- Also, an area to be concerned about is the type of plating your vendor uses. Some copper plating requires a seed layer of electroless copper. This seed layer becomes an ED copper layer and can lead to conductor cracking. For a tight bend radius direct metallization is the preferred plating method.
4. Use only Polyimide covers in the flexing area.
- There are two options for applying dielectric material over copper:
A. Polyimide cover material: This is the preferred material in areas where parts will be bent. As a general rule, you will want to specify a dielectric thickness and adhesive thickness separately. A rule of thumb is that for every 1 ounce of copper thickness there is 1 mil of adhesive thickness.
B. Flexible Solder Mask: Flexible solder mask has a minimum bend radius of 0.4” and is not recommended for any dynamic flexing application or application where the bend radius will be tighter than 0.4”
11/29/2019 | I-Connect007 Editorial Team
Peter Brandt, director of sales for Europe and Japan at atg, sits down with Pete Starkey and Barry Matties, gives his views on market requirements and testing technologies, and explains how flying probe testing is becoming the industry standard at all levels of production—and in many cases, the only practicable solution.
11/08/2019 | Nikolaus Schubkegel
As a general rule, the tack-dry temperature should be as low as possible; in other words, it should only be as high as necessary. If the temperature is too low, the evaporation rate for the solvent will be to slow, and the solder mask will not dry in a reasonable amount of time. If the temperature is too high, however, the dry time certainly will be excellent, but it could create a solder mask lock-in with repercussions by the developing time.
10/25/2019 | Steve Williams, The Right Approach Consulting LLC
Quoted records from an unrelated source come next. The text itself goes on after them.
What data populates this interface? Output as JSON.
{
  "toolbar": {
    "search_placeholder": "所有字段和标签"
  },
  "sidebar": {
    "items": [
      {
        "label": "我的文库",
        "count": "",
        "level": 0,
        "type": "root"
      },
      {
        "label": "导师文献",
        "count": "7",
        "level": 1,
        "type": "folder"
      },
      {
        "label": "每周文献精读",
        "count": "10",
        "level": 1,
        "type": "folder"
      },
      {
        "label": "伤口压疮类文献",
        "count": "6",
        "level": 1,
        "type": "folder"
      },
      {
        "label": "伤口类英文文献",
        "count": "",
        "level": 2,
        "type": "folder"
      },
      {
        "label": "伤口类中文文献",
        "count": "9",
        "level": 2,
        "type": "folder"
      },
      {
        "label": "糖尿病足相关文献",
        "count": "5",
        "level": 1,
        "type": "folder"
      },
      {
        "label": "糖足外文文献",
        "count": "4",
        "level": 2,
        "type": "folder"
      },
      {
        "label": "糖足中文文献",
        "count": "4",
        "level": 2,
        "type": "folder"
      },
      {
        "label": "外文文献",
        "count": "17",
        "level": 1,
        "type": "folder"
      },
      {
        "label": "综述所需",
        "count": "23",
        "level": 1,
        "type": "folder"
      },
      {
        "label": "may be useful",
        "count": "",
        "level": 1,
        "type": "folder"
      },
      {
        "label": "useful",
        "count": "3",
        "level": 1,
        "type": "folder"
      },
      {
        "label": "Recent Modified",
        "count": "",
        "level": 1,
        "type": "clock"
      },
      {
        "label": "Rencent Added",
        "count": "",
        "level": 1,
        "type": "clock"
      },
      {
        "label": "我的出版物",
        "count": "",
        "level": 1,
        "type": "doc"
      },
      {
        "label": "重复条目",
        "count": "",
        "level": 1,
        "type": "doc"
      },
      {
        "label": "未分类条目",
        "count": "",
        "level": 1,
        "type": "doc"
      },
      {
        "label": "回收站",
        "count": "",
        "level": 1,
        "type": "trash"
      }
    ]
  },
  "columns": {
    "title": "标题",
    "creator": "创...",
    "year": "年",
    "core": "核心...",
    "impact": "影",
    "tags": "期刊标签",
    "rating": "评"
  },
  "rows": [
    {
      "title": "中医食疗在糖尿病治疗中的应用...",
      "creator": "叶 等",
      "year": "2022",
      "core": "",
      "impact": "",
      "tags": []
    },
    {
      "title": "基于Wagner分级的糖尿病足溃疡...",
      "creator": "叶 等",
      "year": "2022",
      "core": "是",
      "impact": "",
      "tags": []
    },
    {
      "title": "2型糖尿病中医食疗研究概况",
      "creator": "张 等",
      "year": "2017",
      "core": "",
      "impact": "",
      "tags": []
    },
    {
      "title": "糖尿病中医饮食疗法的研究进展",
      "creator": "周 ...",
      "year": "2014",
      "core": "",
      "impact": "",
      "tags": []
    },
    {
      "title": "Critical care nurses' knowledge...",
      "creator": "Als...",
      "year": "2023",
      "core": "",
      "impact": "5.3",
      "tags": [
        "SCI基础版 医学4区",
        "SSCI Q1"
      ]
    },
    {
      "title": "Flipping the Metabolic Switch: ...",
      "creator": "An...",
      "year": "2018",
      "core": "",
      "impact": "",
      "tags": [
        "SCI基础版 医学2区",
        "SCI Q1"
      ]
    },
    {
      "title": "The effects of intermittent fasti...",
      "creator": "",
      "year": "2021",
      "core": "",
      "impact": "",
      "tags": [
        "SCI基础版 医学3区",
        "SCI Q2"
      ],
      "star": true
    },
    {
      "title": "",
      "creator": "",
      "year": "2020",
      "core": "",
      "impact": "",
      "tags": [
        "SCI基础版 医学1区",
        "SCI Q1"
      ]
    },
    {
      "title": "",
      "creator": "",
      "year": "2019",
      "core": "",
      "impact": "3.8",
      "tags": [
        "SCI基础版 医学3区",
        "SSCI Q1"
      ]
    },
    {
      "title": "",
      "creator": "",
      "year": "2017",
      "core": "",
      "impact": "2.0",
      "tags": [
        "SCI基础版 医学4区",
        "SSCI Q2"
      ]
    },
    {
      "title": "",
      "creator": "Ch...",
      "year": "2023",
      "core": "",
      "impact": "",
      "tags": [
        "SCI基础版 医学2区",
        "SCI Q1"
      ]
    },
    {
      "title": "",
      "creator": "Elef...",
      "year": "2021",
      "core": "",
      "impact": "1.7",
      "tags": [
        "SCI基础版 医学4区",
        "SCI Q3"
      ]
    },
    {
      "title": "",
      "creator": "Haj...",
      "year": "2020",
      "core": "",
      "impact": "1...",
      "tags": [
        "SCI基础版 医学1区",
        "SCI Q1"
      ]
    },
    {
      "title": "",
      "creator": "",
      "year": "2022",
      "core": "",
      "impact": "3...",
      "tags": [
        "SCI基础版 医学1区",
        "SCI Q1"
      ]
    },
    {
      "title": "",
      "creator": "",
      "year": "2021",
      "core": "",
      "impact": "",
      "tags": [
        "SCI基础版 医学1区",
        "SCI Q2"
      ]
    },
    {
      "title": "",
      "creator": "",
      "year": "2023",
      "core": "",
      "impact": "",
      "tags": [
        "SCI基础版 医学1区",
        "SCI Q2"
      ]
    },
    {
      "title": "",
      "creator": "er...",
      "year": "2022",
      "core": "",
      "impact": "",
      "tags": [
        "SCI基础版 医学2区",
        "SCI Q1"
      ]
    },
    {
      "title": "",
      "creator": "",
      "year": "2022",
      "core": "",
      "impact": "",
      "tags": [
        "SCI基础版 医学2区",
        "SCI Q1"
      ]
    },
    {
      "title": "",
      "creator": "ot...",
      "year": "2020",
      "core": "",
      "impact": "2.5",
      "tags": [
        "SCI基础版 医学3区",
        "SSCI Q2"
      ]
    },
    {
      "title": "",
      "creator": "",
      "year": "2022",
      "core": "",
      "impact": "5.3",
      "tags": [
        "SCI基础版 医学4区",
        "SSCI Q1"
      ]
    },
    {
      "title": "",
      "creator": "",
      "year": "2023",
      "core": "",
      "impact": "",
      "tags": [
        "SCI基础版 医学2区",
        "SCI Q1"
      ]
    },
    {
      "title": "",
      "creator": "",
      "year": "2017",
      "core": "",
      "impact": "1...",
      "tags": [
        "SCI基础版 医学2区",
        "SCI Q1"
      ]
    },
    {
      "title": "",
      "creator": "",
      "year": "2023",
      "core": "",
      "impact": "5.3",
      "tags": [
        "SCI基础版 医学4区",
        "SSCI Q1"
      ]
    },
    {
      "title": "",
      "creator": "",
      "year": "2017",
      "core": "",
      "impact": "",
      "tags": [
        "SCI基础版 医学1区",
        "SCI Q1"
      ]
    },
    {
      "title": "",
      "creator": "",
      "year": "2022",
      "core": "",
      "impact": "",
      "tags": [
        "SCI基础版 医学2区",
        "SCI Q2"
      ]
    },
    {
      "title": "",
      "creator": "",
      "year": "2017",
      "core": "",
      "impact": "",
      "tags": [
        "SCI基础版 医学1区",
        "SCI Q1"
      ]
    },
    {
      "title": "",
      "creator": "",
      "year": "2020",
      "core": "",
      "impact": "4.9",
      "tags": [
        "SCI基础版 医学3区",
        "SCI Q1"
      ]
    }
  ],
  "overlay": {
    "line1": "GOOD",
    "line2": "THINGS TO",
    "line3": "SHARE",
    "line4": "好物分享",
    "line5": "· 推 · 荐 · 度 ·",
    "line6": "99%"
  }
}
In Part 4 of this series on how PCB fabricators and designers can better communicate, Bob Chandler from CA Design and Mark Thompson from Prototron Circuits address the top five causes of engineer delays.